_WHAT YOU HAVE TO DO_
Below are records to repeat exactly; do not include any pictures.

Stored items from a collection:
►

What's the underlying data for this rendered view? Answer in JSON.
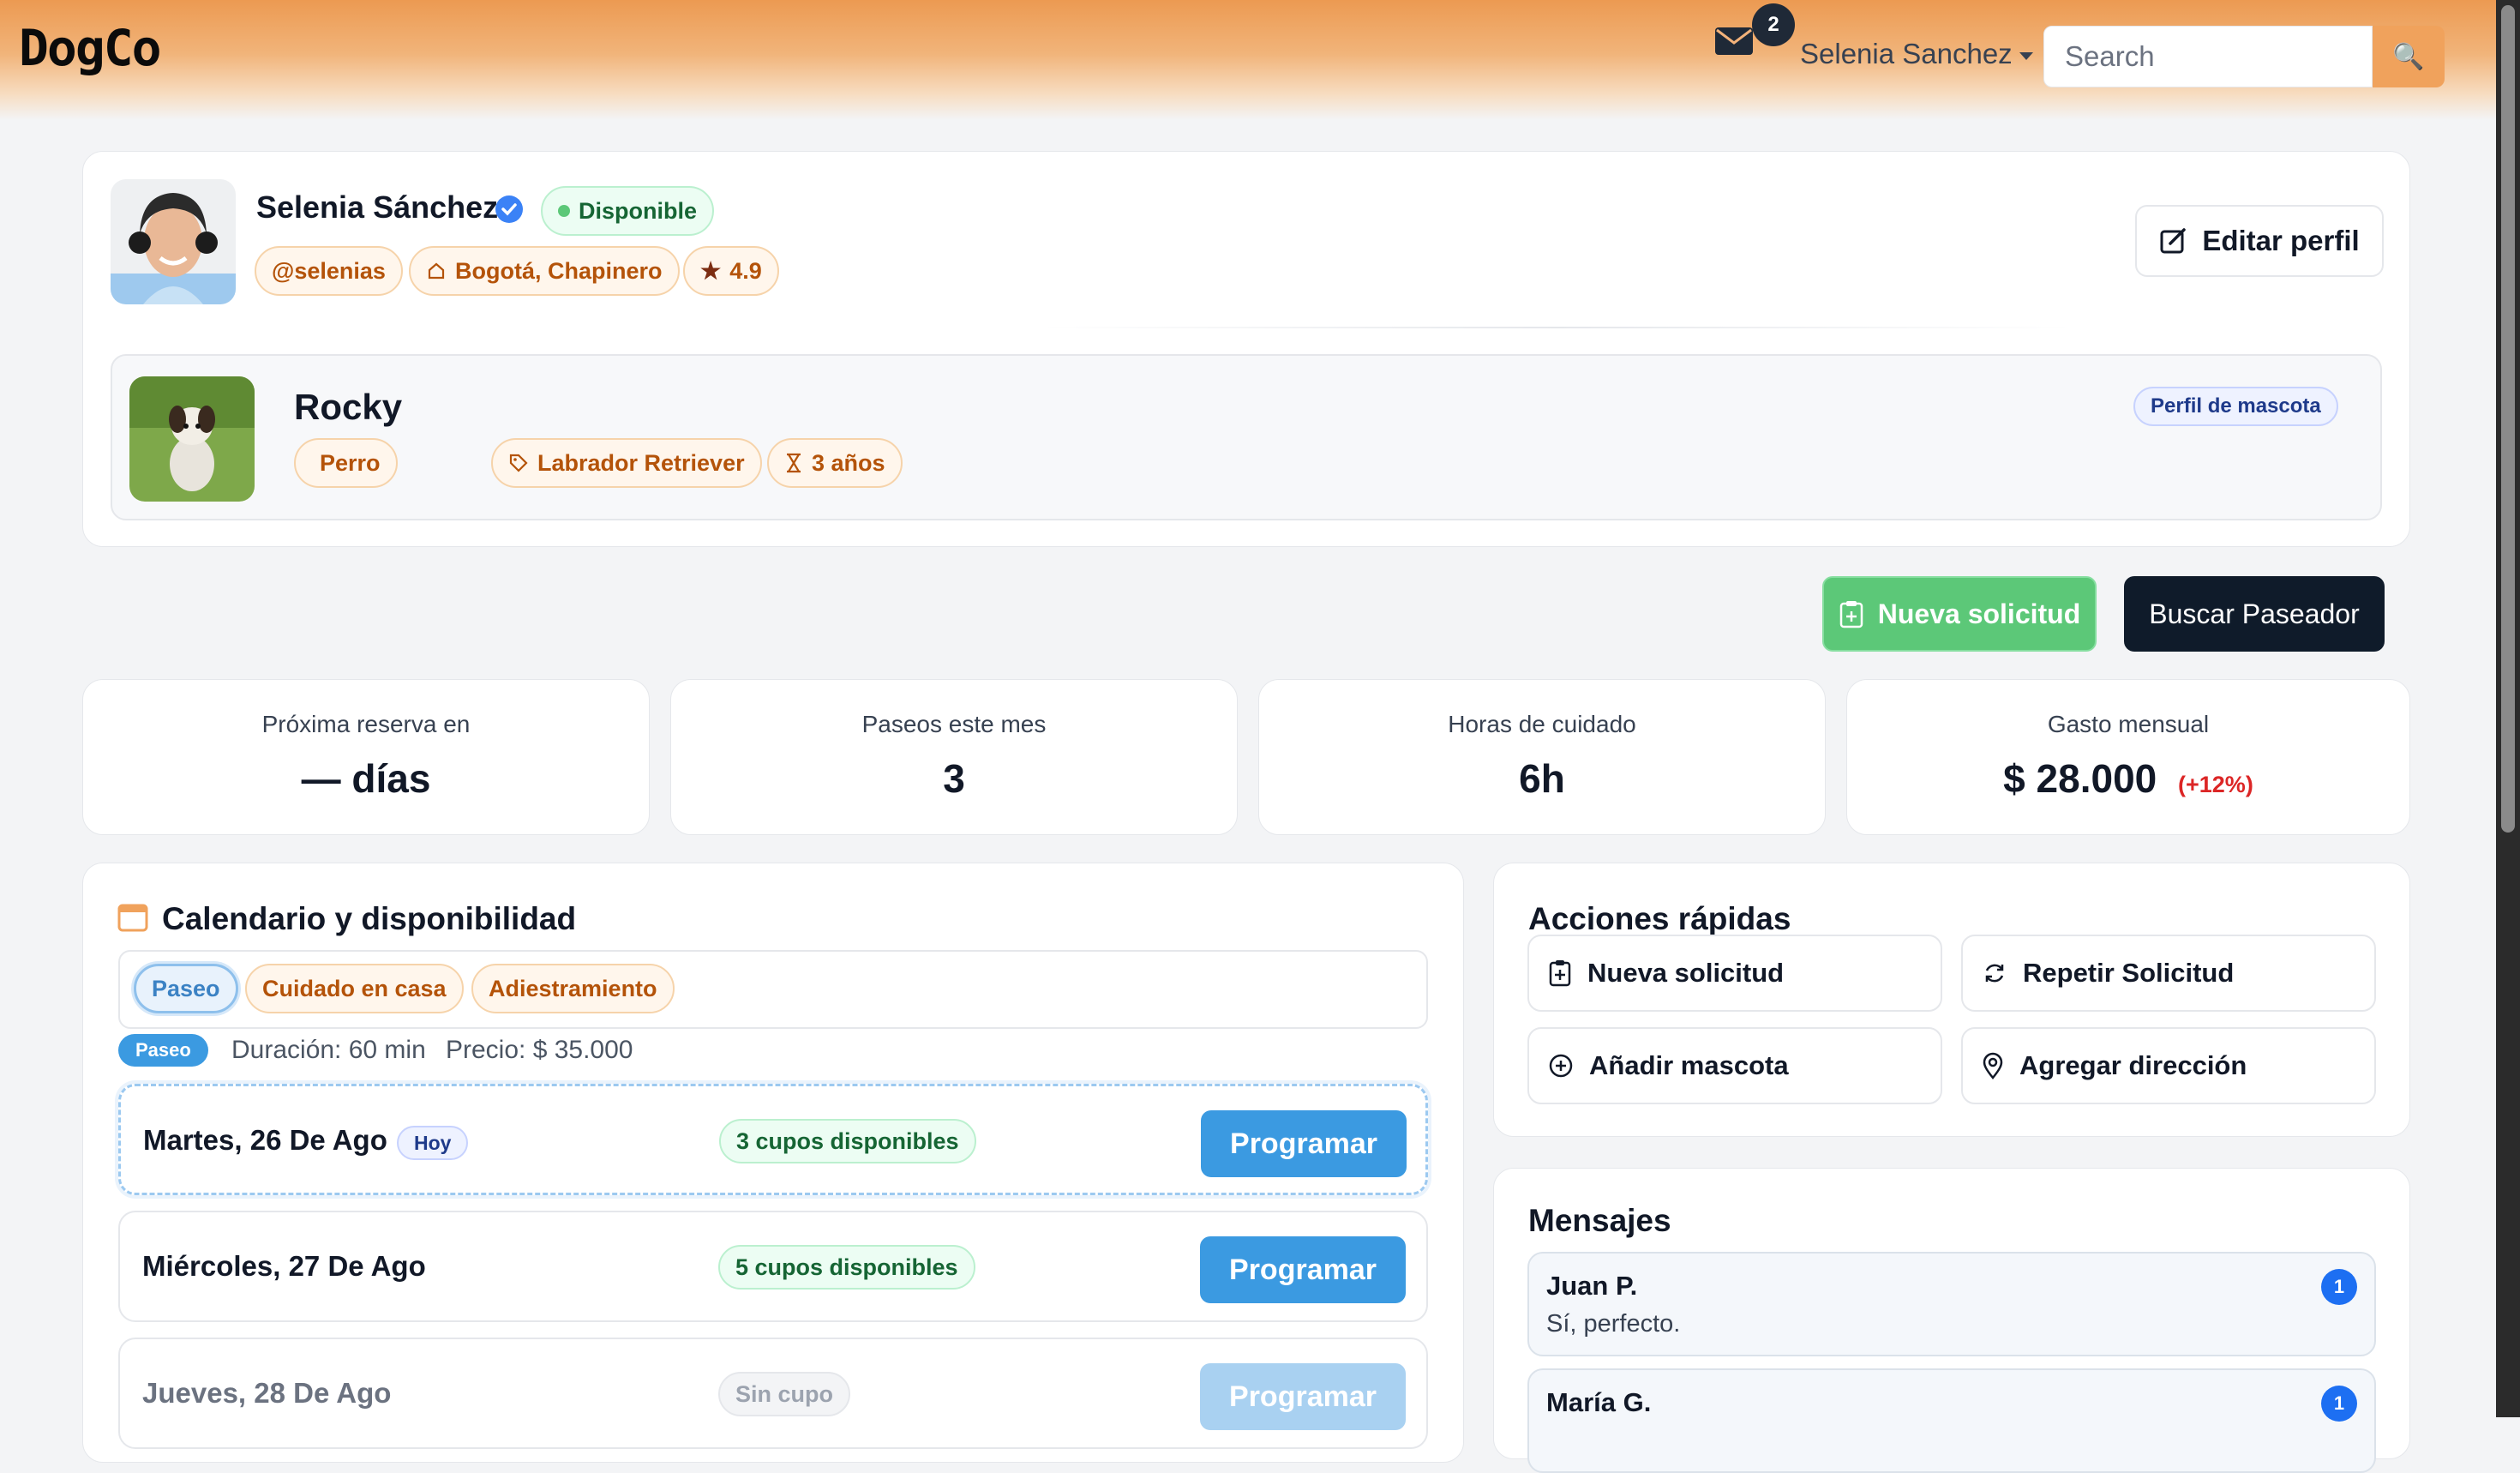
{
  "nav": {
    "logo": "DogCo",
    "mail_count": "2",
    "user_name": "Selenia Sanchez",
    "search_placeholder": "Search"
  },
  "profile": {
    "name": "Selenia Sánchez",
    "status": "Disponible",
    "username": "@selenias",
    "location": "Bogotá, Chapinero",
    "rating": "4.9",
    "edit_label": "Editar perfil"
  },
  "pet": {
    "name": "Rocky",
    "species": "Perro",
    "breed": "Labrador Retriever",
    "age": "3 años",
    "profile_tag": "Perfil de mascota"
  },
  "actions": {
    "new_request": "Nueva solicitud",
    "find_walker": "Buscar Paseador"
  },
  "stats": [
    {
      "label": "Próxima reserva en",
      "value": "— días"
    },
    {
      "label": "Paseos este mes",
      "value": "3"
    },
    {
      "label": "Horas de cuidado",
      "value": "6h"
    },
    {
      "label": "Gasto mensual",
      "value": "$ 28.000",
      "delta": "(+12%)"
    }
  ],
  "calendar": {
    "title": "Calendario y disponibilidad",
    "tabs": [
      "Paseo",
      "Cuidado en casa",
      "Adiestramiento"
    ],
    "active_tab": "Paseo",
    "service_tag": "Paseo",
    "duration": "Duración: 60 min",
    "price": "Precio: $ 35.000",
    "days": [
      {
        "date": "Martes, 26 De Ago",
        "today": "Hoy",
        "slots": "3 cupos disponibles",
        "button": "Programar"
      },
      {
        "date": "Miércoles, 27 De Ago",
        "slots": "5 cupos disponibles",
        "button": "Programar"
      },
      {
        "date": "Jueves, 28 De Ago",
        "slots": "Sin cupo",
        "button": "Programar"
      }
    ]
  },
  "quick_actions": {
    "title": "Acciones rápidas",
    "items": [
      "Nueva solicitud",
      "Repetir Solicitud",
      "Añadir mascota",
      "Agregar dirección"
    ]
  },
  "messages": {
    "title": "Mensajes",
    "items": [
      {
        "name": "Juan P.",
        "text": "Sí, perfecto.",
        "unread": "1"
      },
      {
        "name": "María G.",
        "text": "",
        "unread": "1"
      }
    ]
  },
  "colors": {
    "brand_orange": "#f0a25c",
    "success_green": "#5cc878",
    "primary_blue": "#3b9ae1",
    "dark": "#0f1b2a"
  }
}
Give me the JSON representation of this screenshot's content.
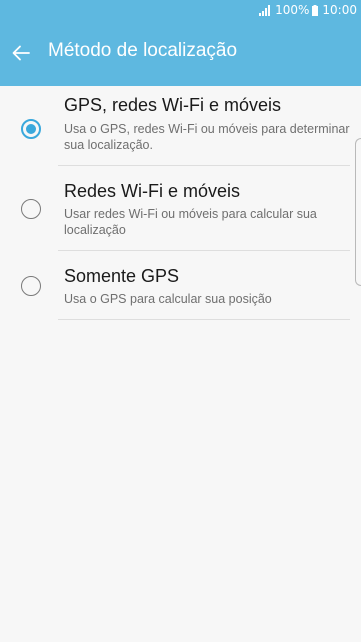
{
  "status_bar": {
    "battery": "100%",
    "time": "10:00",
    "icons": [
      "signal-icon",
      "battery-icon"
    ]
  },
  "app_bar": {
    "back_icon": "back-arrow-icon",
    "title": "Método de localização"
  },
  "options": [
    {
      "title": "GPS, redes Wi-Fi e móveis",
      "description": "Usa o GPS, redes Wi-Fi ou móveis para determinar sua localização.",
      "selected": true
    },
    {
      "title": "Redes Wi-Fi e móveis",
      "description": "Usar redes Wi-Fi ou móveis para calcular sua localização",
      "selected": false
    },
    {
      "title": "Somente GPS",
      "description": "Usa o GPS para calcular sua posição",
      "selected": false
    }
  ],
  "colors": {
    "accent": "#5eb8e0",
    "radio_selected": "#3aa8dc",
    "background": "#f7f7f7"
  }
}
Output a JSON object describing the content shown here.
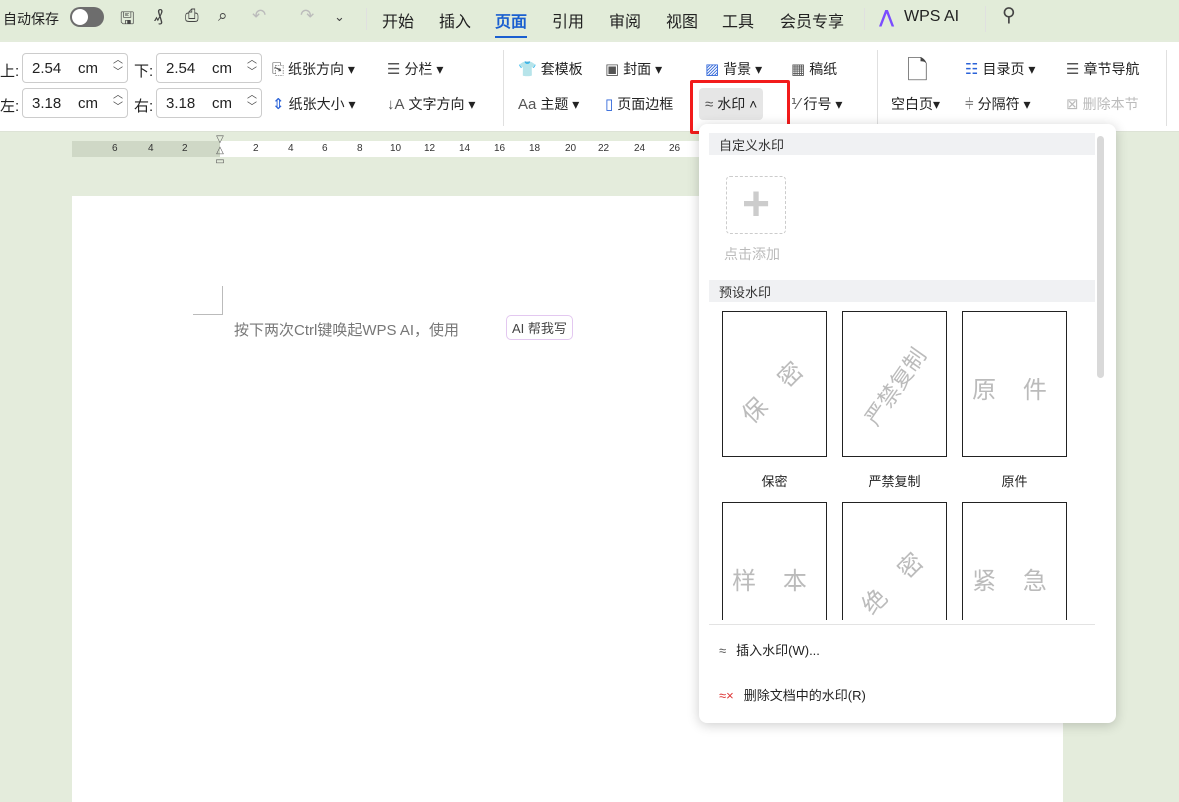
{
  "titlebar": {
    "autosave_label": "自动保存",
    "autosave_on": false,
    "tabs": [
      "开始",
      "插入",
      "页面",
      "引用",
      "审阅",
      "视图",
      "工具",
      "会员专享"
    ],
    "active_tab": "页面",
    "ai_label": "WPS AI"
  },
  "margins": {
    "top_label": "上:",
    "top_value": "2.54",
    "bottom_label": "下:",
    "bottom_value": "2.54",
    "left_label": "左:",
    "left_value": "3.18",
    "right_label": "右:",
    "right_value": "3.18",
    "unit": "cm"
  },
  "ribbon": {
    "orientation": "纸张方向",
    "columns": "分栏",
    "size": "纸张大小",
    "text_direction": "文字方向",
    "template": "套模板",
    "theme": "主题",
    "cover": "封面",
    "border": "页面边框",
    "background": "背景",
    "watermark": "水印",
    "manuscript": "稿纸",
    "line_number": "行号",
    "blank_page": "空白页",
    "toc_page": "目录页",
    "separator": "分隔符",
    "chapter_nav": "章节导航",
    "delete_section": "删除本节"
  },
  "ruler": {
    "left": [
      "6",
      "4",
      "2"
    ],
    "right": [
      "2",
      "4",
      "6",
      "8",
      "10",
      "12",
      "14",
      "16",
      "18",
      "20",
      "22",
      "24",
      "26"
    ]
  },
  "document": {
    "hint": "按下两次Ctrl键唤起WPS AI，使用",
    "ai_button": "AI 帮我写"
  },
  "watermark_menu": {
    "custom_header": "自定义水印",
    "add_label": "点击添加",
    "preset_header": "预设水印",
    "presets": [
      {
        "name": "保密",
        "text": "保 密",
        "rotated": true
      },
      {
        "name": "严禁复制",
        "text": "严禁复制",
        "rotated": true
      },
      {
        "name": "原件",
        "text": "原 件",
        "rotated": false
      },
      {
        "name": "",
        "text": "样 本",
        "rotated": false
      },
      {
        "name": "",
        "text": "绝 密",
        "rotated": true
      },
      {
        "name": "",
        "text": "紧 急",
        "rotated": false
      }
    ],
    "insert": "插入水印(W)...",
    "delete": "删除文档中的水印(R)"
  },
  "colors": {
    "accent": "#1a5fd0",
    "highlight": "#f21b1b"
  }
}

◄

_EXERCISE SOLUTION_
What's the underlying data for this rendered view? Answer in JSON.
{
  "nav": {
    "logo": "DogCo",
    "mail_count": "2",
    "user_name": "Selenia Sanchez",
    "search_placeholder": "Search"
  },
  "profile": {
    "name": "Selenia Sánchez",
    "status": "Disponible",
    "username": "@selenias",
    "location": "Bogotá, Chapinero",
    "rating": "4.9",
    "edit_label": "Editar perfil"
  },
  "pet": {
    "name": "Rocky",
    "species": "Perro",
    "breed": "Labrador Retriever",
    "age": "3 años",
    "profile_tag": "Perfil de mascota"
  },
  "actions": {
    "new_request": "Nueva solicitud",
    "find_walker": "Buscar Paseador"
  },
  "stats": [
    {
      "label": "Próxima reserva en",
      "value": "— días"
    },
    {
      "label": "Paseos este mes",
      "value": "3"
    },
    {
      "label": "Horas de cuidado",
      "value": "6h"
    },
    {
      "label": "Gasto mensual",
      "value": "$ 28.000",
      "delta": "(+12%)"
    }
  ],
  "calendar": {
    "title": "Calendario y disponibilidad",
    "tabs": [
      "Paseo",
      "Cuidado en casa",
      "Adiestramiento"
    ],
    "active_tab": "Paseo",
    "service_tag": "Paseo",
    "duration": "Duración: 60 min",
    "price": "Precio: $ 35.000",
    "days": [
      {
        "date": "Martes, 26 De Ago",
        "today": "Hoy",
        "slots": "3 cupos disponibles",
        "button": "Programar"
      },
      {
        "date": "Miércoles, 27 De Ago",
        "slots": "5 cupos disponibles",
        "button": "Programar"
      },
      {
        "date": "Jueves, 28 De Ago",
        "slots": "Sin cupo",
        "button": "Programar"
      }
    ]
  },
  "quick_actions": {
    "title": "Acciones rápidas",
    "items": [
      "Nueva solicitud",
      "Repetir Solicitud",
      "Añadir mascota",
      "Agregar dirección"
    ]
  },
  "messages": {
    "title": "Mensajes",
    "items": [
      {
        "name": "Juan P.",
        "text": "Sí, perfecto.",
        "unread": "1"
      },
      {
        "name": "María G.",
        "text": "",
        "unread": "1"
      }
    ]
  },
  "colors": {
    "brand_orange": "#f0a25c",
    "success_green": "#5cc878",
    "primary_blue": "#3b9ae1",
    "dark": "#0f1b2a"
  }
}
Give me the JSON representation of this screenshot's content.
{
  "status_bar": {
    "battery": "100%",
    "time": "10:00",
    "icons": [
      "signal-icon",
      "battery-icon"
    ]
  },
  "app_bar": {
    "back_icon": "back-arrow-icon",
    "title": "Método de localização"
  },
  "options": [
    {
      "title": "GPS, redes Wi-Fi e móveis",
      "description": "Usa o GPS, redes Wi-Fi ou móveis para determinar sua localização.",
      "selected": true
    },
    {
      "title": "Redes Wi-Fi e móveis",
      "description": "Usar redes Wi-Fi ou móveis para calcular sua localização",
      "selected": false
    },
    {
      "title": "Somente GPS",
      "description": "Usa o GPS para calcular sua posição",
      "selected": false
    }
  ],
  "colors": {
    "accent": "#5eb8e0",
    "radio_selected": "#3aa8dc",
    "background": "#f7f7f7"
  }
}
Output a JSON object describing the content shown here.
{
  "titlebar": {
    "autosave_label": "自动保存",
    "autosave_on": false,
    "tabs": [
      "开始",
      "插入",
      "页面",
      "引用",
      "审阅",
      "视图",
      "工具",
      "会员专享"
    ],
    "active_tab": "页面",
    "ai_label": "WPS AI"
  },
  "margins": {
    "top_label": "上:",
    "top_value": "2.54",
    "bottom_label": "下:",
    "bottom_value": "2.54",
    "left_label": "左:",
    "left_value": "3.18",
    "right_label": "右:",
    "right_value": "3.18",
    "unit": "cm"
  },
  "ribbon": {
    "orientation": "纸张方向",
    "columns": "分栏",
    "size": "纸张大小",
    "text_direction": "文字方向",
    "template": "套模板",
    "theme": "主题",
    "cover": "封面",
    "border": "页面边框",
    "background": "背景",
    "watermark": "水印",
    "manuscript": "稿纸",
    "line_number": "行号",
    "blank_page": "空白页",
    "toc_page": "目录页",
    "separator": "分隔符",
    "chapter_nav": "章节导航",
    "delete_section": "删除本节"
  },
  "ruler": {
    "left": [
      "6",
      "4",
      "2"
    ],
    "right": [
      "2",
      "4",
      "6",
      "8",
      "10",
      "12",
      "14",
      "16",
      "18",
      "20",
      "22",
      "24",
      "26"
    ]
  },
  "document": {
    "hint": "按下两次Ctrl键唤起WPS AI，使用",
    "ai_button": "AI 帮我写"
  },
  "watermark_menu": {
    "custom_header": "自定义水印",
    "add_label": "点击添加",
    "preset_header": "预设水印",
    "presets": [
      {
        "name": "保密",
        "text": "保 密",
        "rotated": true
      },
      {
        "name": "严禁复制",
        "text": "严禁复制",
        "rotated": true
      },
      {
        "name": "原件",
        "text": "原 件",
        "rotated": false
      },
      {
        "name": "",
        "text": "样 本",
        "rotated": false
      },
      {
        "name": "",
        "text": "绝 密",
        "rotated": true
      },
      {
        "name": "",
        "text": "紧 急",
        "rotated": false
      }
    ],
    "insert": "插入水印(W)...",
    "delete": "删除文档中的水印(R)"
  },
  "colors": {
    "accent": "#1a5fd0",
    "highlight": "#f21b1b"
  }
}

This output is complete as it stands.